To validate our work, we checked in with the growing sample of positive deviant teachers. Thankfully, they were enthusiastic in their endorsement of the principles we had outlined, identified additional practices that served each principle, and confirmed that they could utilise the framework within the constraints of their credit courses.
I found the interviews with positive deviant teachers a revelation. It was a real privilege to hear how they had designed their courses and how they approached their teaching. You can read about one of our teachers here https://cpb-ap-se2.wpmucdn.com/blogs.auckland.ac.nz/dist/3/200/files/2019/09/Case-Study-Gail.pdf
Although the positive deviant teachers came from a range of disciplines and occupied a range of roles, they seemed to share a common mindset. They focused on students’ likely needs, were committed to the learning of all their students, had a seemingly immovable conviction that their teaching was vital and made a difference, and finally, they listened, learned and collaborated with their students.

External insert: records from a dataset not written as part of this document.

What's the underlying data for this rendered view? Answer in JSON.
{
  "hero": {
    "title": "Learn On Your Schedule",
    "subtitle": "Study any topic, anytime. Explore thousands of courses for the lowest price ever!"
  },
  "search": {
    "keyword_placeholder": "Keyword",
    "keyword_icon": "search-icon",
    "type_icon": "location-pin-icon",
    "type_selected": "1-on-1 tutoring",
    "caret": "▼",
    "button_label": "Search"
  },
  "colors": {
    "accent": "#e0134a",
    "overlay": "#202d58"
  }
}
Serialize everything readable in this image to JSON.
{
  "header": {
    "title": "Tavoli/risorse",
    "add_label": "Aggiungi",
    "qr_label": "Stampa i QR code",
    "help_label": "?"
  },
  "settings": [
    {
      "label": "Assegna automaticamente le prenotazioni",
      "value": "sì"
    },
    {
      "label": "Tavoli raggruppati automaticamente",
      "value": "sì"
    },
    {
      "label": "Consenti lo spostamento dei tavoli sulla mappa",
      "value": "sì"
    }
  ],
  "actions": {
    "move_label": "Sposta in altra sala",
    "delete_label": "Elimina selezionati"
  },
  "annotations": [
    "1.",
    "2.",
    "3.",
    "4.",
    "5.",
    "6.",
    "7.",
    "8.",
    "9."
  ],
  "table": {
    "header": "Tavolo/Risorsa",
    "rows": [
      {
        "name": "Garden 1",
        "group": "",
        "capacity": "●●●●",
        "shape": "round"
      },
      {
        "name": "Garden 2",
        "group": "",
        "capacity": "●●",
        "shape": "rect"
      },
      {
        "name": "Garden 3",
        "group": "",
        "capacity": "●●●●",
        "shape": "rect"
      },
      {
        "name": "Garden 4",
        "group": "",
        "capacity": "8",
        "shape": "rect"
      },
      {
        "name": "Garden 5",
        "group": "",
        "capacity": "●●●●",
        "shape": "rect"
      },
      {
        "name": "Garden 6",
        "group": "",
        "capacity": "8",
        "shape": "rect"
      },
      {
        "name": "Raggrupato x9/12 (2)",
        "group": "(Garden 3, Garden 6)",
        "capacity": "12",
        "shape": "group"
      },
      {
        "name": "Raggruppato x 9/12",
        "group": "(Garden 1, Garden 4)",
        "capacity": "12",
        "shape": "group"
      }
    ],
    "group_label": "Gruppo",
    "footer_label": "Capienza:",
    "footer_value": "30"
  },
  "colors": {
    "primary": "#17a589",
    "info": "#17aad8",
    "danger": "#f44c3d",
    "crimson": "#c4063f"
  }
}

It has been a privilege to lead such an important project that has the potential to help deal with one of the most pressing issues in tertiary education today; preparing graduates for the workplace of tomorrow. In my 20 years’ experience of developing graduates’ business and employability attributes, this has been one of the most rewarding research journeys.
I am keen to share our work, which is why we have developed six different workshops and a host of tools, case studies and guides. All are freely available through our website, https://www.futurereadygrads.ac.nz/ ready for people to use. The people who have attended our workshops have left buzzing with good ideas. The principles and practices are easy to learn and are designed purposely for busy people. I encourage you to consider using these resources in an effort to help your students become Future Ready.
Professor Susan Geertshuis BA(hons), PhD, AFBPS, CPsychol, FHERDSA, PFHEA.
Professor of Lifelong Learning,
Graduate School of Management,
The University of Auckland Business School